Data for this exercise →

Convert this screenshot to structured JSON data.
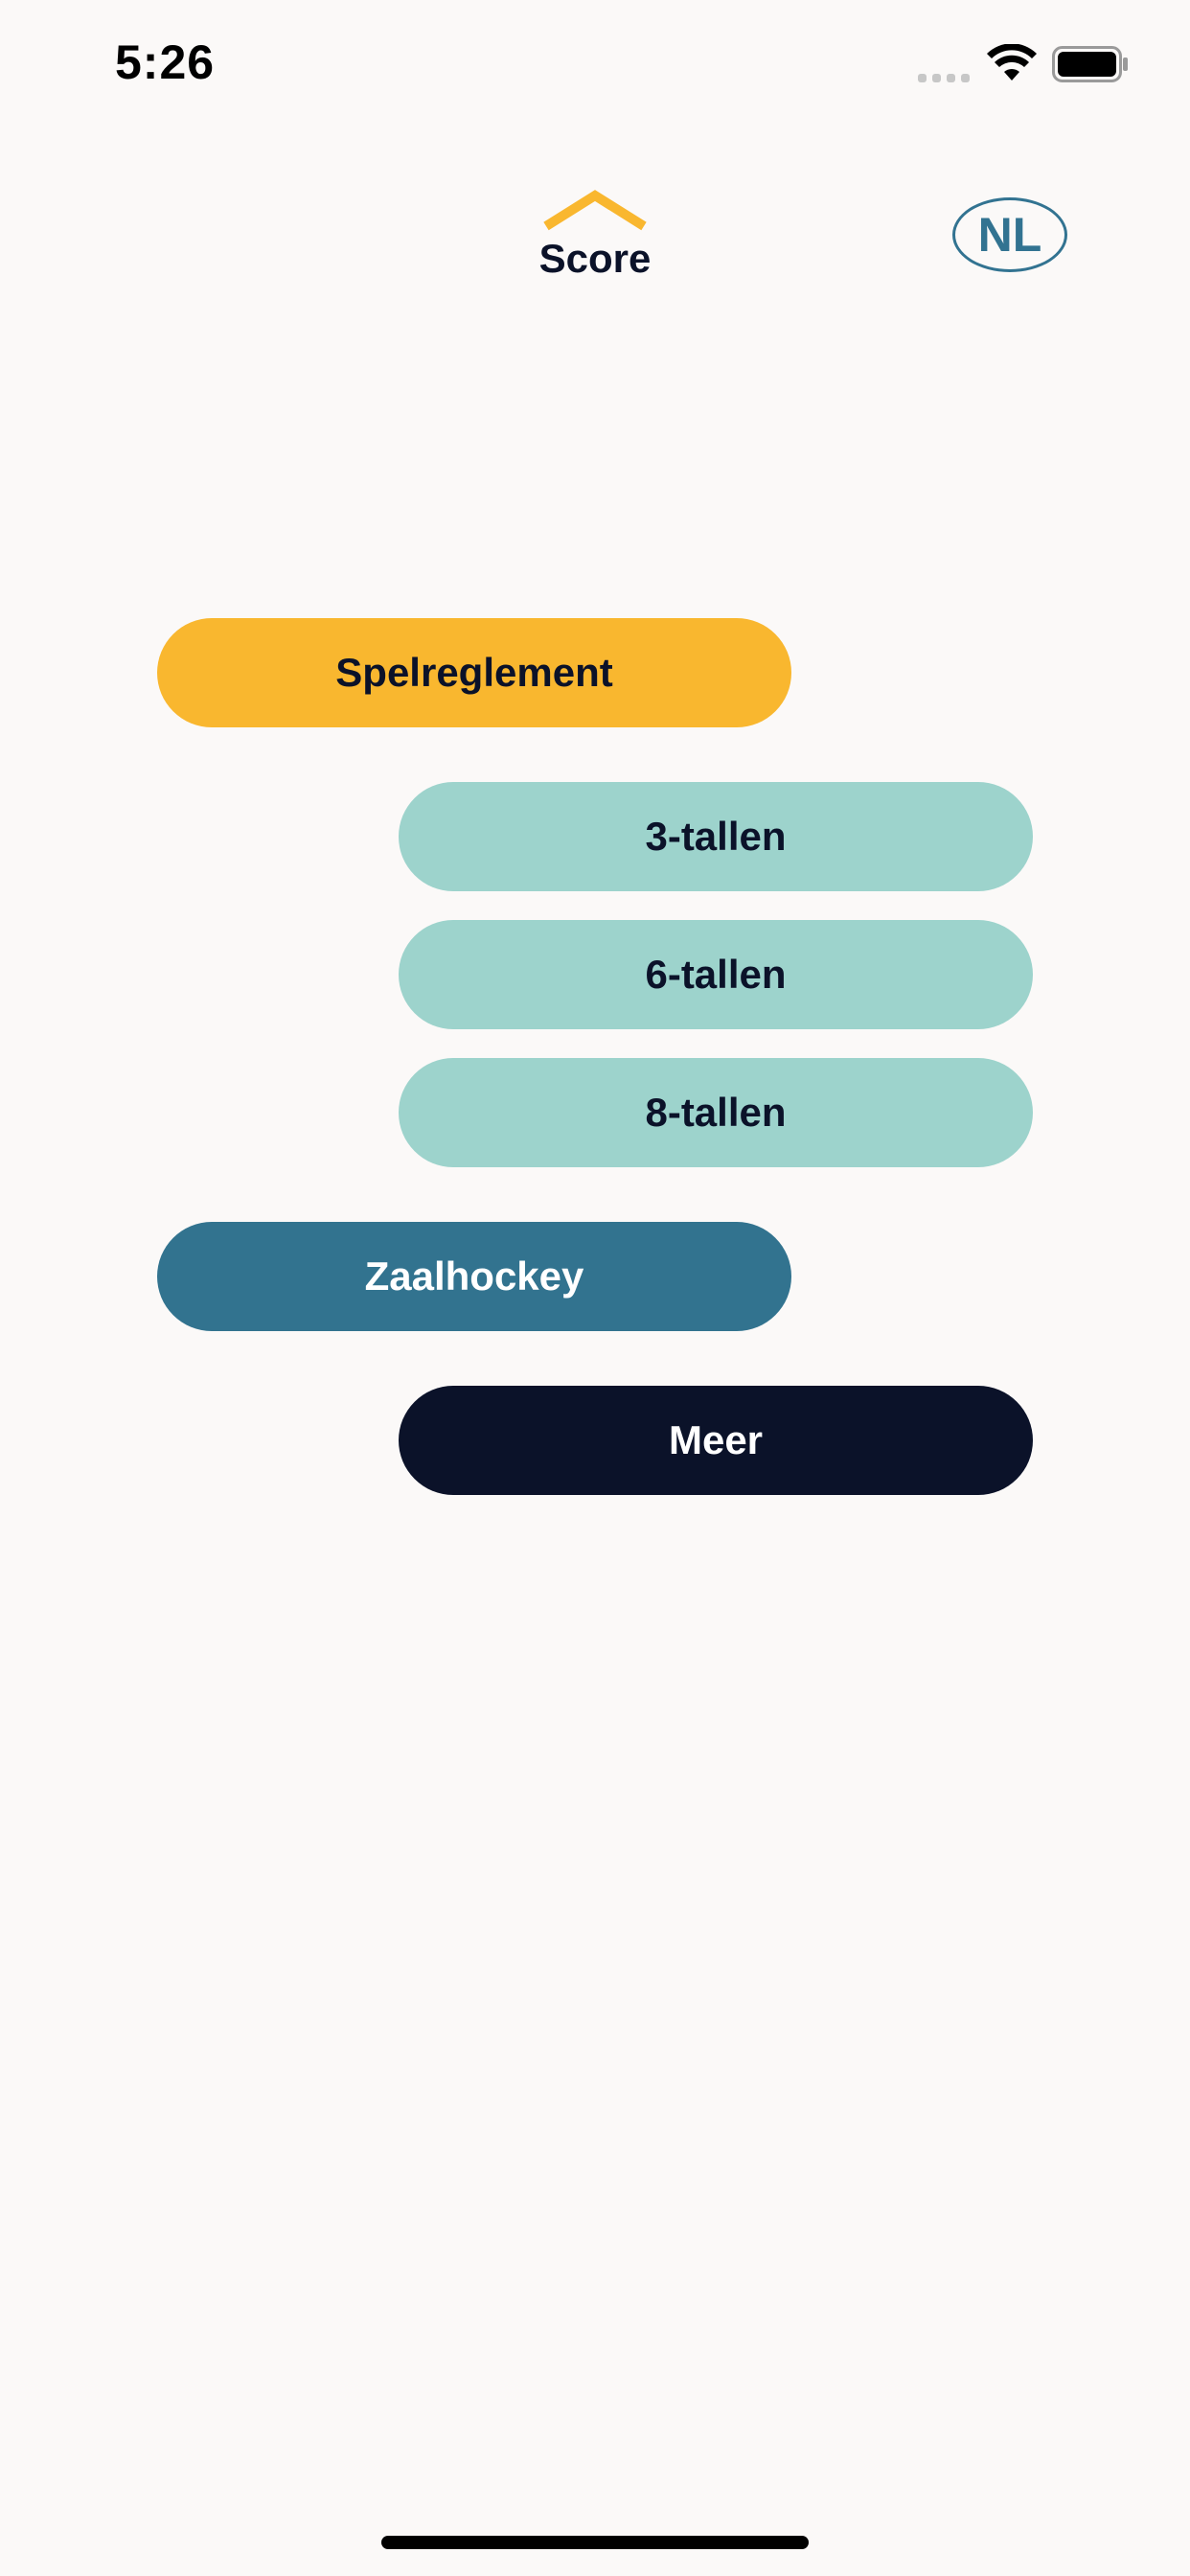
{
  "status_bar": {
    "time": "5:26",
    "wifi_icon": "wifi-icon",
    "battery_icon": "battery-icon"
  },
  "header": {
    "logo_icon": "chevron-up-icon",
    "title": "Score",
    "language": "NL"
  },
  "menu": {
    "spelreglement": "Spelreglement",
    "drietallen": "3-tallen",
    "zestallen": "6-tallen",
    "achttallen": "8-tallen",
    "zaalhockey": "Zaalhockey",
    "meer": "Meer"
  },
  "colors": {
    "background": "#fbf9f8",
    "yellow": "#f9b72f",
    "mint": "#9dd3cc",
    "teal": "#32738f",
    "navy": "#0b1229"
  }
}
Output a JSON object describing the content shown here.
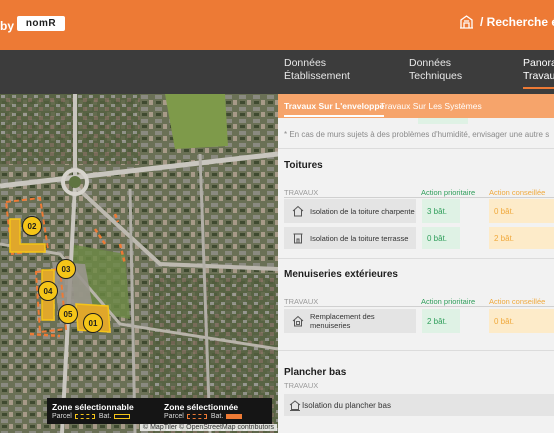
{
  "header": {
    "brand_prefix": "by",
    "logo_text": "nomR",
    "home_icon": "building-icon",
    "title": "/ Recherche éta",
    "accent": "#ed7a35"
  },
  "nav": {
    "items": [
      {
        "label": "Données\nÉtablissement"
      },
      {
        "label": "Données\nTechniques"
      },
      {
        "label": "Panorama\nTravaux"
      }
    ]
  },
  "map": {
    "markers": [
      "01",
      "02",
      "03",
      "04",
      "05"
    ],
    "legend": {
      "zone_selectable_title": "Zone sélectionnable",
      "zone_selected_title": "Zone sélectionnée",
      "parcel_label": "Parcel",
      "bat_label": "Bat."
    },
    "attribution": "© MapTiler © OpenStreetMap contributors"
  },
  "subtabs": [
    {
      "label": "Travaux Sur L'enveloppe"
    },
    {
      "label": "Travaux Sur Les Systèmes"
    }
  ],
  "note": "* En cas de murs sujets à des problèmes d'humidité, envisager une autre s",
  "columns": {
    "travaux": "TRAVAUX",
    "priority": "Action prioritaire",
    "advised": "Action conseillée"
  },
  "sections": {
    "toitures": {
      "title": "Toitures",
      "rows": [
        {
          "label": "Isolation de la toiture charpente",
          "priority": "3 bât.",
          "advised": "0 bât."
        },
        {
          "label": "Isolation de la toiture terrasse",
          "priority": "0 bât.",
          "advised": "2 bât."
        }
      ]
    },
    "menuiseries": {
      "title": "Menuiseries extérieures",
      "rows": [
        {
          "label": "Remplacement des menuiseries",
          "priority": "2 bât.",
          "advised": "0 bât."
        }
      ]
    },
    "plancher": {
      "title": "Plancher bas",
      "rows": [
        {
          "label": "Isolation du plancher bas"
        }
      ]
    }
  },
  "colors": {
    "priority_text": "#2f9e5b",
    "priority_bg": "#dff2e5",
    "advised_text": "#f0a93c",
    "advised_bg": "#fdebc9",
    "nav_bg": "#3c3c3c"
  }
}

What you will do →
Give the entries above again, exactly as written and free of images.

Exercise result →
Convert this screenshot to structured JSON data.
{
  "status_bar": {
    "time": "5:26",
    "wifi_icon": "wifi-icon",
    "battery_icon": "battery-icon"
  },
  "header": {
    "logo_icon": "chevron-up-icon",
    "title": "Score",
    "language": "NL"
  },
  "menu": {
    "spelreglement": "Spelreglement",
    "drietallen": "3-tallen",
    "zestallen": "6-tallen",
    "achttallen": "8-tallen",
    "zaalhockey": "Zaalhockey",
    "meer": "Meer"
  },
  "colors": {
    "background": "#fbf9f8",
    "yellow": "#f9b72f",
    "mint": "#9dd3cc",
    "teal": "#32738f",
    "navy": "#0b1229"
  }
}
Output a JSON object describing the content shown here.
{
  "header": {
    "brand_prefix": "by",
    "logo_text": "nomR",
    "home_icon": "building-icon",
    "title": "/ Recherche éta",
    "accent": "#ed7a35"
  },
  "nav": {
    "items": [
      {
        "label": "Données\nÉtablissement"
      },
      {
        "label": "Données\nTechniques"
      },
      {
        "label": "Panorama\nTravaux"
      }
    ]
  },
  "map": {
    "markers": [
      "01",
      "02",
      "03",
      "04",
      "05"
    ],
    "legend": {
      "zone_selectable_title": "Zone sélectionnable",
      "zone_selected_title": "Zone sélectionnée",
      "parcel_label": "Parcel",
      "bat_label": "Bat."
    },
    "attribution": "© MapTiler © OpenStreetMap contributors"
  },
  "subtabs": [
    {
      "label": "Travaux Sur L'enveloppe"
    },
    {
      "label": "Travaux Sur Les Systèmes"
    }
  ],
  "note": "* En cas de murs sujets à des problèmes d'humidité, envisager une autre s",
  "columns": {
    "travaux": "TRAVAUX",
    "priority": "Action prioritaire",
    "advised": "Action conseillée"
  },
  "sections": {
    "toitures": {
      "title": "Toitures",
      "rows": [
        {
          "label": "Isolation de la toiture charpente",
          "priority": "3 bât.",
          "advised": "0 bât."
        },
        {
          "label": "Isolation de la toiture terrasse",
          "priority": "0 bât.",
          "advised": "2 bât."
        }
      ]
    },
    "menuiseries": {
      "title": "Menuiseries extérieures",
      "rows": [
        {
          "label": "Remplacement des menuiseries",
          "priority": "2 bât.",
          "advised": "0 bât."
        }
      ]
    },
    "plancher": {
      "title": "Plancher bas",
      "rows": [
        {
          "label": "Isolation du plancher bas"
        }
      ]
    }
  },
  "colors": {
    "priority_text": "#2f9e5b",
    "priority_bg": "#dff2e5",
    "advised_text": "#f0a93c",
    "advised_bg": "#fdebc9",
    "nav_bg": "#3c3c3c"
  }
}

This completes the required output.